Job seekers stand in line to meet with prospective employers at a career fair in New York City, Oct. 24, 2012. REUTERS/Mike Segar

The number of American jobless remains dire.

The latest figures, released Friday, show employment increased by 175,000 in May — but the jobless rate nudged up from 7.5 percent to 7.6 percent. A typical response was the Financial Times, which slipped apparently unwitting ideological commentary into its otherwise bland report, saying the new jobs figure was “a number that will encourage the Fed to start slowing its $85 billion-a-month asset purchases.”

For some, every new indicator is a prompt to bring on more austerity.

A more appropriate response to these new figures is to say that 4.4 million long-term jobless, the 7.9 million with part-time work but looking for a full-time job, the 2.2 million who have taken themselves off the jobless rolls because they cannot find work, and 780,000 who have abandoned looking for work because they believe there is no job for them, is 15.3 million jobless too many.

At the height of the Great Depression in the early 1930s, 11.4 million Americans were out of work and the human misery that figure represented was universally thought intolerably high. In today’s Great Recession, at least as many Americans are now unemployed as during the slump at its deepest in 1933, when the jobless rate was 25 percent of the population — yet that miserable statistic no longer moves anyone to do anything about it.

For those who take solace in the belief that jobs are slowly but surely returning, there has been little improvement in overall employment in the last three years.

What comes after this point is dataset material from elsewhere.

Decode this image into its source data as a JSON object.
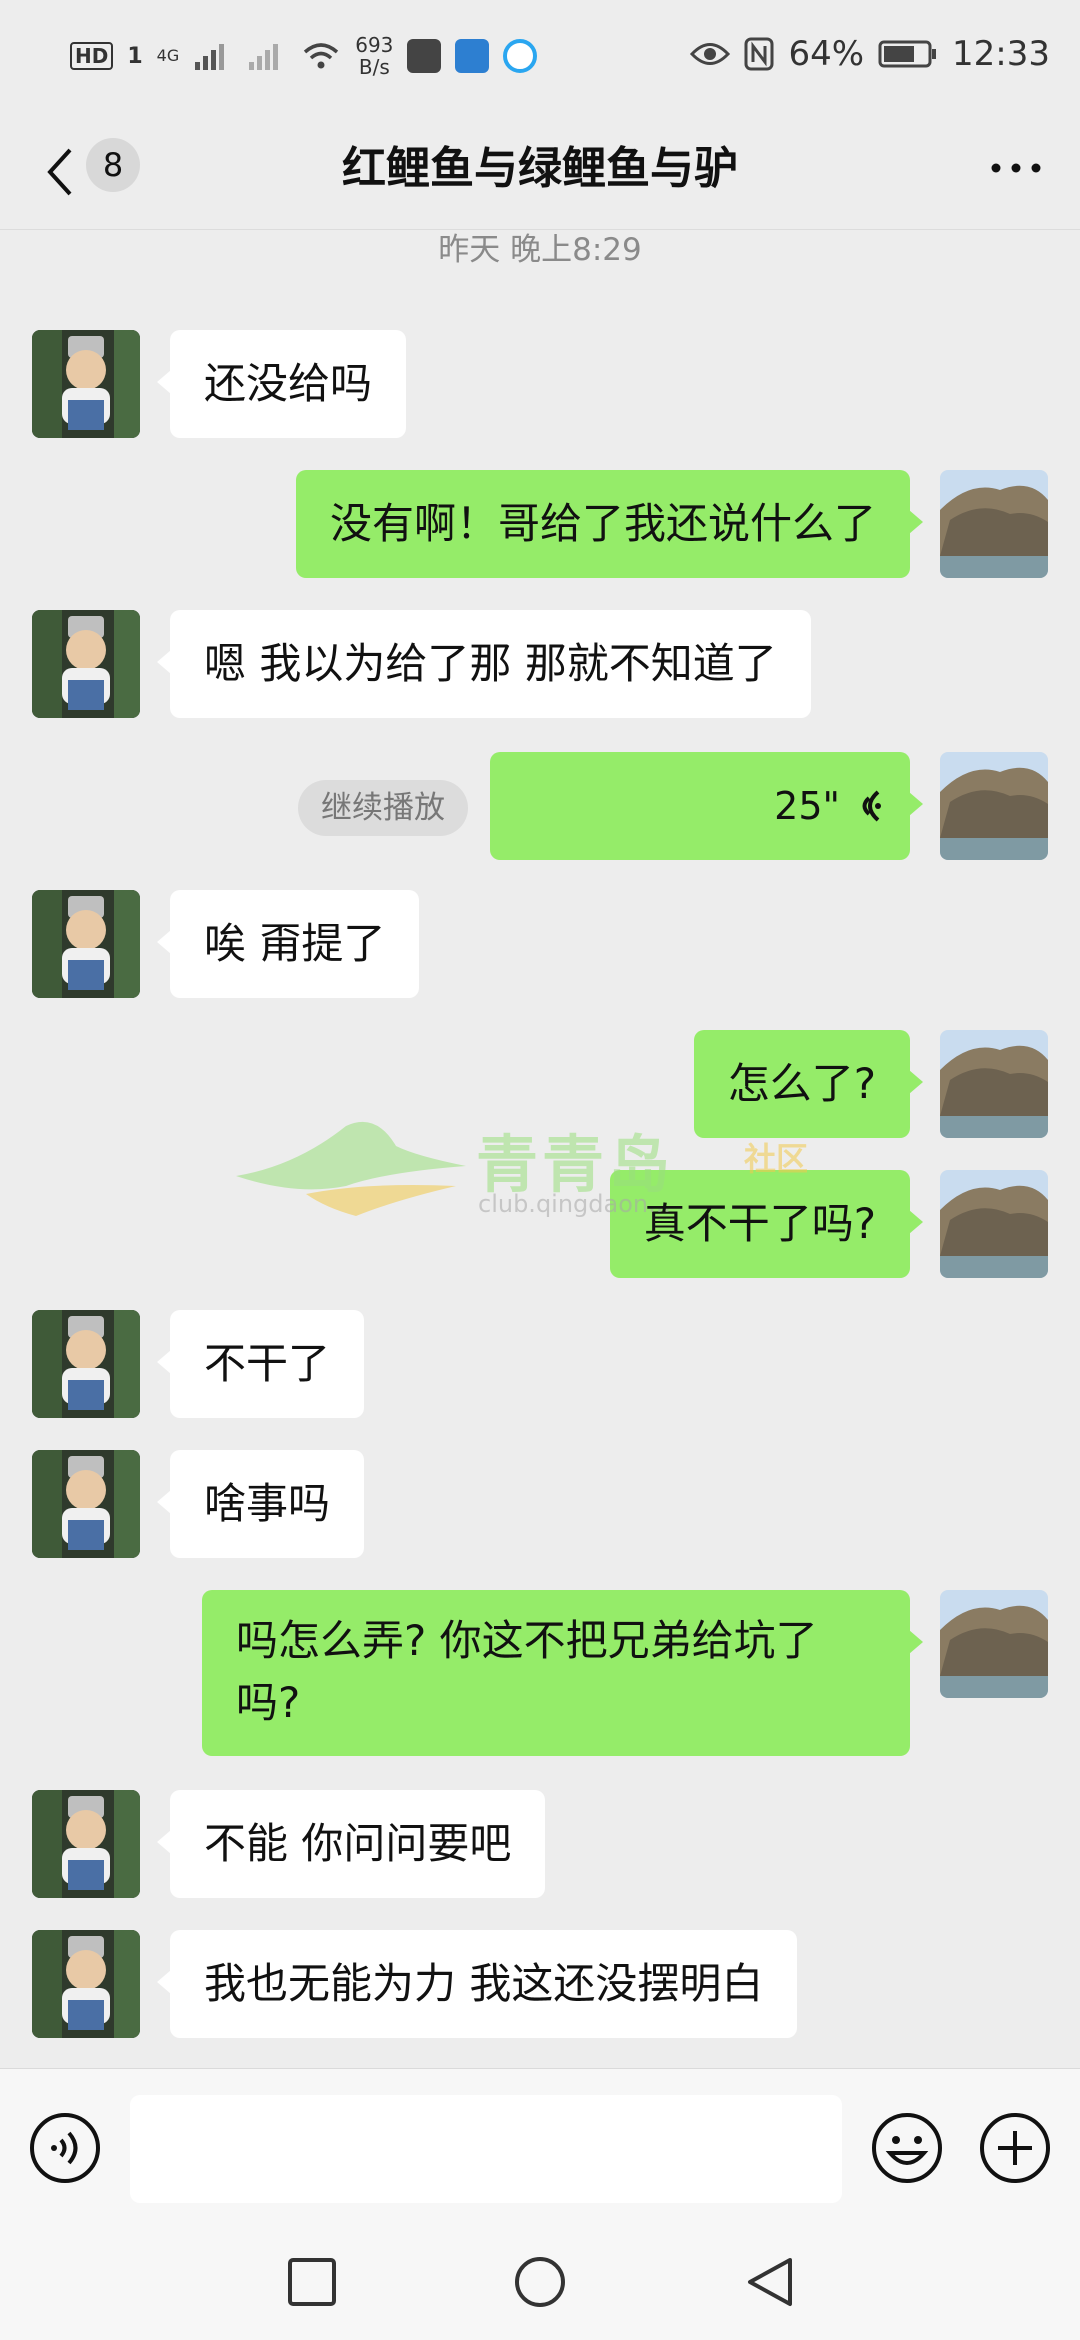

The “payroll to population” rate, which records the true percentage of those working for more than 30 hours per week for an employer, remains steady at a stubborn 44 percent.